GAINESVILLE, Fla. –An agricultural economist who spent more than 30 years at Penn State has joined UF/IFAS as chairman of the Department of Food and Resource Economics.

Spiro Stefanou started Jan. 2 after being appointed by Jack Payne, UF senior vice president of agriculture and natural resources.

“Dr. Stefanou brings national and global expertise in agricultural and resource economics to UF/IFAS,” Payne said. “He can help propel the department to new heights as we help solve myriad world food issues, including hunger.”

Stefanou took over for Professor Rod Clouser, who served as interim chair after Professor Ray Huffaker returned to teaching and research at UF/IFAS.

He sees strengths and opportunities as he takes over the department.

“Food and Resource Economics has a tradition of offering strong expertise in the economics of agriculture and the food system, environmental and natural resource economics and international economic development,” Stefanou said. “With the turnover in faculty in recent years, we have a large, well-trained cohort of new junior faculty who are eager to contribute and succeed.”

He hopes to bridge the expertise between senior and junior faculty.

Stefanou said his overarching priority is to ensure the department’s programs are recognized nationally and internationally.

Short-term, he wants to understand the contributions of the different programs to their stakeholders and get more familiar with the diverse nature and structure of Florida agriculture. He plans to visit UF/IFAS research and education centers and those who depend on the contributions his department can offer.

Stefanou arrived at Penn State in 1983 and worked his way up to professor by 1995.

In addition to his teaching and research, Stefanou has held several leadership roles that he said have prepared him to chair the UF/IFAS department.
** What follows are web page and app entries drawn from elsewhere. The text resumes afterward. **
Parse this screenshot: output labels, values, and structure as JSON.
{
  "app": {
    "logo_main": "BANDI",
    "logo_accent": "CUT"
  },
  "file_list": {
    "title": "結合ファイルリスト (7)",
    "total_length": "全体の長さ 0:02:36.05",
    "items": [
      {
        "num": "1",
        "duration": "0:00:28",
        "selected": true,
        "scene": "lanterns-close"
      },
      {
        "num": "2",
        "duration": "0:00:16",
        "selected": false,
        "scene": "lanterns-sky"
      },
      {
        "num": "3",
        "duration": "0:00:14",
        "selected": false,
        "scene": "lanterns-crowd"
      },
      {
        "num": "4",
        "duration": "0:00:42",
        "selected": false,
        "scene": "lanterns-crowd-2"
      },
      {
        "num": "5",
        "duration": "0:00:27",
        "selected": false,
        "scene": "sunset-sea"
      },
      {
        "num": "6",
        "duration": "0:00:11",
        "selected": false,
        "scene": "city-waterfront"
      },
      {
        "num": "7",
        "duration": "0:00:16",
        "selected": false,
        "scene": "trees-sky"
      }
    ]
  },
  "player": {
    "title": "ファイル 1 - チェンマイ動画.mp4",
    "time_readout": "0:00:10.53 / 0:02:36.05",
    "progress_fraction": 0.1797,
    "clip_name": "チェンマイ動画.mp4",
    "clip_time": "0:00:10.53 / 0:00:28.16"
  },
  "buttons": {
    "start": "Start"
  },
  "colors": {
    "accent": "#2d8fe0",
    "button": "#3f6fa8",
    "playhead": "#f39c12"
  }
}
For example, when his department merged recently with agricultural and extension education, three academic clusters were formed. Stefanou was elected chair of the agricultural and resource economics cluster.

While working at Penn State, Stefanou also served as the agribusiness management undergraduate program coordinator and the agribusiness management online program coordinator. He also holds an academic appointment with Wageningen University in the Netherlands.

“I have experience getting groups of people to get work done when there are no carrots or sticks to wield,” he wrote in his letter to the UF/IFAS search committee.

His research focuses on production analysis; innovation, growth and performance in the agriculture and food industries and the dynamics of economic adjustment.

Stefanou is a founding member and co-principal investigator of the Center for Food Innovation at Penn State, receiving $200,000 in startup funding in 2004 as a Center for Excellence. The center bridges the divide between university and food-manufacturing and food-service industries in Pennsylvania, he said.

Stefanou earned a bachelor’s degree in anthropology from George Washington University, a master’s in agricultural and resource economics from the University of Maryland and a doctorate in agricultural economics from the University of California-Davis.  He is a fellow of the Agricultural and Applied Economics Association, managing editor of Applied Economic Perspectives and Policy and past editor of the American Journal of Agricultural Economics.

He has published more than 100 peer-reviewed articles, monographs and book chapters and been a visiting professor across the globe, including such places as Austria, Greece, Italy, and the Netherlands.

Among his international program accomplishments is the creation of Summer Schools for advanced graduate students and professionals in the Netherlands and Greece.

Sprio Stefanou

Dr. Spiro Stefanou